__PROBLEM TO SOLVE__:
For every line in the material, set down an identical one.

-- INFORMATION SHOWN follows --

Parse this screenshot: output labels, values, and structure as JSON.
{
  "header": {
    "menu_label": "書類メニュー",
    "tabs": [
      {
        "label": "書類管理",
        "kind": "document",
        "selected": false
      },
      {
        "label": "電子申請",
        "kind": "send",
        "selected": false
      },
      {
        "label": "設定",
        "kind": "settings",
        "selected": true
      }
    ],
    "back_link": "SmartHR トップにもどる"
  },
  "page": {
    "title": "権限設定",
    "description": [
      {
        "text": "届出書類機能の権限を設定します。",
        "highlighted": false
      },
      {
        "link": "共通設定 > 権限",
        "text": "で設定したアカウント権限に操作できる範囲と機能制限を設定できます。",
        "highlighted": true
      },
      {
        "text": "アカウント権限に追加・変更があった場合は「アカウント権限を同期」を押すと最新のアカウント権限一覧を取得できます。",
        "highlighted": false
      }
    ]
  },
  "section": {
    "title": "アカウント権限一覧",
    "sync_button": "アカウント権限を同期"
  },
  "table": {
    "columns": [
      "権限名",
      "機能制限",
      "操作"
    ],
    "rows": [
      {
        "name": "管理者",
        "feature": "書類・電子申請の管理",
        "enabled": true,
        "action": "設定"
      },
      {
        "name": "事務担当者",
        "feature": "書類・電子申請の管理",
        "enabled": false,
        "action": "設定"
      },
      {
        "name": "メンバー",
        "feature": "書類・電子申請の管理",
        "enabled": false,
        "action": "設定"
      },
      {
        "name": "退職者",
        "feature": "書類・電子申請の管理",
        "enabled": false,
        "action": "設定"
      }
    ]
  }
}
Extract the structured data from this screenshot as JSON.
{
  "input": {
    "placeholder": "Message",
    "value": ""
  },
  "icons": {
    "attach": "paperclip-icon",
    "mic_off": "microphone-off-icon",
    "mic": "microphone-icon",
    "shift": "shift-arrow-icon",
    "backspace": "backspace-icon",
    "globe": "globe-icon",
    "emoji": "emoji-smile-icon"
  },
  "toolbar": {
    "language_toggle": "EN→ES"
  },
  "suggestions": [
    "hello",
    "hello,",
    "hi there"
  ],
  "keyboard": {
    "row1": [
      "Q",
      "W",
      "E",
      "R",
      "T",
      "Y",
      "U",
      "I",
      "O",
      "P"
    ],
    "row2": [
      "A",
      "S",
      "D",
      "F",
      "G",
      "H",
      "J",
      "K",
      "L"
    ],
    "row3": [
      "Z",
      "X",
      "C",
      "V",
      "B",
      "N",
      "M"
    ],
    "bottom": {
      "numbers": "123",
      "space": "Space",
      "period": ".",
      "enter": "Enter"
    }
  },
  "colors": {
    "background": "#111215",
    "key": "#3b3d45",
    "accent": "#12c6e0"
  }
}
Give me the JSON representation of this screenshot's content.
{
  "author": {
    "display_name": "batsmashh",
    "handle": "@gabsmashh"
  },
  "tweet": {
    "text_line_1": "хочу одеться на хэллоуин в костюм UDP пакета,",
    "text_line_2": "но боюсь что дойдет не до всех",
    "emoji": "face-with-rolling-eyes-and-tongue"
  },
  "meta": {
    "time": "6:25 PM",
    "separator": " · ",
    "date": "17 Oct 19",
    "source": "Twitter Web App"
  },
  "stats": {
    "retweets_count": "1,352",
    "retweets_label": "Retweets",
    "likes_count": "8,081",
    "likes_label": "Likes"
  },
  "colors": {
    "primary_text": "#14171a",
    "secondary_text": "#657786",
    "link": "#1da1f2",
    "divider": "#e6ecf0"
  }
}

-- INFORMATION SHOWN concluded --

__TASK RESULT__:
Parse this screenshot: output labels, values, and structure as JSON.
{
  "header": {
    "menu_label": "書類メニュー",
    "tabs": [
      {
        "label": "書類管理",
        "kind": "document",
        "selected": false
      },
      {
        "label": "電子申請",
        "kind": "send",
        "selected": false
      },
      {
        "label": "設定",
        "kind": "settings",
        "selected": true
      }
    ],
    "back_link": "SmartHR トップにもどる"
  },
  "page": {
    "title": "権限設定",
    "description": [
      {
        "text": "届出書類機能の権限を設定します。",
        "highlighted": false
      },
      {
        "link": "共通設定 > 権限",
        "text": "で設定したアカウント権限に操作できる範囲と機能制限を設定できます。",
        "highlighted": true
      },
      {
        "text": "アカウント権限に追加・変更があった場合は「アカウント権限を同期」を押すと最新のアカウント権限一覧を取得できます。",
        "highlighted": false
      }
    ]
  },
  "section": {
    "title": "アカウント権限一覧",
    "sync_button": "アカウント権限を同期"
  },
  "table": {
    "columns": [
      "権限名",
      "機能制限",
      "操作"
    ],
    "rows": [
      {
        "name": "管理者",
        "feature": "書類・電子申請の管理",
        "enabled": true,
        "action": "設定"
      },
      {
        "name": "事務担当者",
        "feature": "書類・電子申請の管理",
        "enabled": false,
        "action": "設定"
      },
      {
        "name": "メンバー",
        "feature": "書類・電子申請の管理",
        "enabled": false,
        "action": "設定"
      },
      {
        "name": "退職者",
        "feature": "書類・電子申請の管理",
        "enabled": false,
        "action": "設定"
      }
    ]
  }
}
Extract the structured data from this screenshot as JSON.
{
  "input": {
    "placeholder": "Message",
    "value": ""
  },
  "icons": {
    "attach": "paperclip-icon",
    "mic_off": "microphone-off-icon",
    "mic": "microphone-icon",
    "shift": "shift-arrow-icon",
    "backspace": "backspace-icon",
    "globe": "globe-icon",
    "emoji": "emoji-smile-icon"
  },
  "toolbar": {
    "language_toggle": "EN→ES"
  },
  "suggestions": [
    "hello",
    "hello,",
    "hi there"
  ],
  "keyboard": {
    "row1": [
      "Q",
      "W",
      "E",
      "R",
      "T",
      "Y",
      "U",
      "I",
      "O",
      "P"
    ],
    "row2": [
      "A",
      "S",
      "D",
      "F",
      "G",
      "H",
      "J",
      "K",
      "L"
    ],
    "row3": [
      "Z",
      "X",
      "C",
      "V",
      "B",
      "N",
      "M"
    ],
    "bottom": {
      "numbers": "123",
      "space": "Space",
      "period": ".",
      "enter": "Enter"
    }
  },
  "colors": {
    "background": "#111215",
    "key": "#3b3d45",
    "accent": "#12c6e0"
  }
}
Give me the JSON representation of this screenshot's content.
{
  "author": {
    "display_name": "batsmashh",
    "handle": "@gabsmashh"
  },
  "tweet": {
    "text_line_1": "хочу одеться на хэллоуин в костюм UDP пакета,",
    "text_line_2": "но боюсь что дойдет не до всех",
    "emoji": "face-with-rolling-eyes-and-tongue"
  },
  "meta": {
    "time": "6:25 PM",
    "separator": " · ",
    "date": "17 Oct 19",
    "source": "Twitter Web App"
  },
  "stats": {
    "retweets_count": "1,352",
    "retweets_label": "Retweets",
    "likes_count": "8,081",
    "likes_label": "Likes"
  },
  "colors": {
    "primary_text": "#14171a",
    "secondary_text": "#657786",
    "link": "#1da1f2",
    "divider": "#e6ecf0"
  }
}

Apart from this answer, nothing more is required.